Keeping every word intact, reproduce all of the records.

** Opening Exercise input block **

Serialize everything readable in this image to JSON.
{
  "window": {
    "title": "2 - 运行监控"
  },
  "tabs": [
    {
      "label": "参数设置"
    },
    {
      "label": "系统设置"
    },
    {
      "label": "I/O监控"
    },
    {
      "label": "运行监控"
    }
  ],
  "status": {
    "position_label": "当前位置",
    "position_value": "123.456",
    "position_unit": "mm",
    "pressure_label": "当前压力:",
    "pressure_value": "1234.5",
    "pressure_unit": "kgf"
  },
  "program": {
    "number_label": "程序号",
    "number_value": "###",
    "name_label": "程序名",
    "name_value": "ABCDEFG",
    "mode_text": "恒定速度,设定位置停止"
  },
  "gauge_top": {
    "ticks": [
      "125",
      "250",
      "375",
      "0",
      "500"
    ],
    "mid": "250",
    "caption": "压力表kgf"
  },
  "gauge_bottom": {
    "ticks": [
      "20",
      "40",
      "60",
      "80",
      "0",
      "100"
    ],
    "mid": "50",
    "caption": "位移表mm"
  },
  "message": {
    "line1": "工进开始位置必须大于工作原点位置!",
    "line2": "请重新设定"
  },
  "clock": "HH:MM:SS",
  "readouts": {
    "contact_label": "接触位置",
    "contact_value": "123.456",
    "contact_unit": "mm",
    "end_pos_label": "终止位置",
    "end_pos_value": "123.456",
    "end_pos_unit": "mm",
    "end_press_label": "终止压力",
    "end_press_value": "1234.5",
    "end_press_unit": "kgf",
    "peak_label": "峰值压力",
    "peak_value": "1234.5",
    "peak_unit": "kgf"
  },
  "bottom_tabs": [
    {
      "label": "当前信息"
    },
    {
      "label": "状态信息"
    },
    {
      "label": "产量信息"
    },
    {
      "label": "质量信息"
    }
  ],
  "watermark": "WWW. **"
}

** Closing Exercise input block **

* [Response]
Serialize everything readable in this image to JSON.
{
  "window": {
    "title": "2 - 运行监控"
  },
  "tabs": [
    {
      "label": "参数设置"
    },
    {
      "label": "系统设置"
    },
    {
      "label": "I/O监控"
    },
    {
      "label": "运行监控"
    }
  ],
  "status": {
    "position_label": "当前位置",
    "position_value": "123.456",
    "position_unit": "mm",
    "pressure_label": "当前压力:",
    "pressure_value": "1234.5",
    "pressure_unit": "kgf"
  },
  "program": {
    "number_label": "程序号",
    "number_value": "###",
    "name_label": "程序名",
    "name_value": "ABCDEFG",
    "mode_text": "恒定速度,设定位置停止"
  },
  "gauge_top": {
    "ticks": [
      "125",
      "250",
      "375",
      "0",
      "500"
    ],
    "mid": "250",
    "caption": "压力表kgf"
  },
  "gauge_bottom": {
    "ticks": [
      "20",
      "40",
      "60",
      "80",
      "0",
      "100"
    ],
    "mid": "50",
    "caption": "位移表mm"
  },
  "message": {
    "line1": "工进开始位置必须大于工作原点位置!",
    "line2": "请重新设定"
  },
  "clock": "HH:MM:SS",
  "readouts": {
    "contact_label": "接触位置",
    "contact_value": "123.456",
    "contact_unit": "mm",
    "end_pos_label": "终止位置",
    "end_pos_value": "123.456",
    "end_pos_unit": "mm",
    "end_press_label": "终止压力",
    "end_press_value": "1234.5",
    "end_press_unit": "kgf",
    "peak_label": "峰值压力",
    "peak_value": "1234.5",
    "peak_unit": "kgf"
  },
  "bottom_tabs": [
    {
      "label": "当前信息"
    },
    {
      "label": "状态信息"
    },
    {
      "label": "产量信息"
    },
    {
      "label": "质量信息"
    }
  ],
  "watermark": "WWW. **"
}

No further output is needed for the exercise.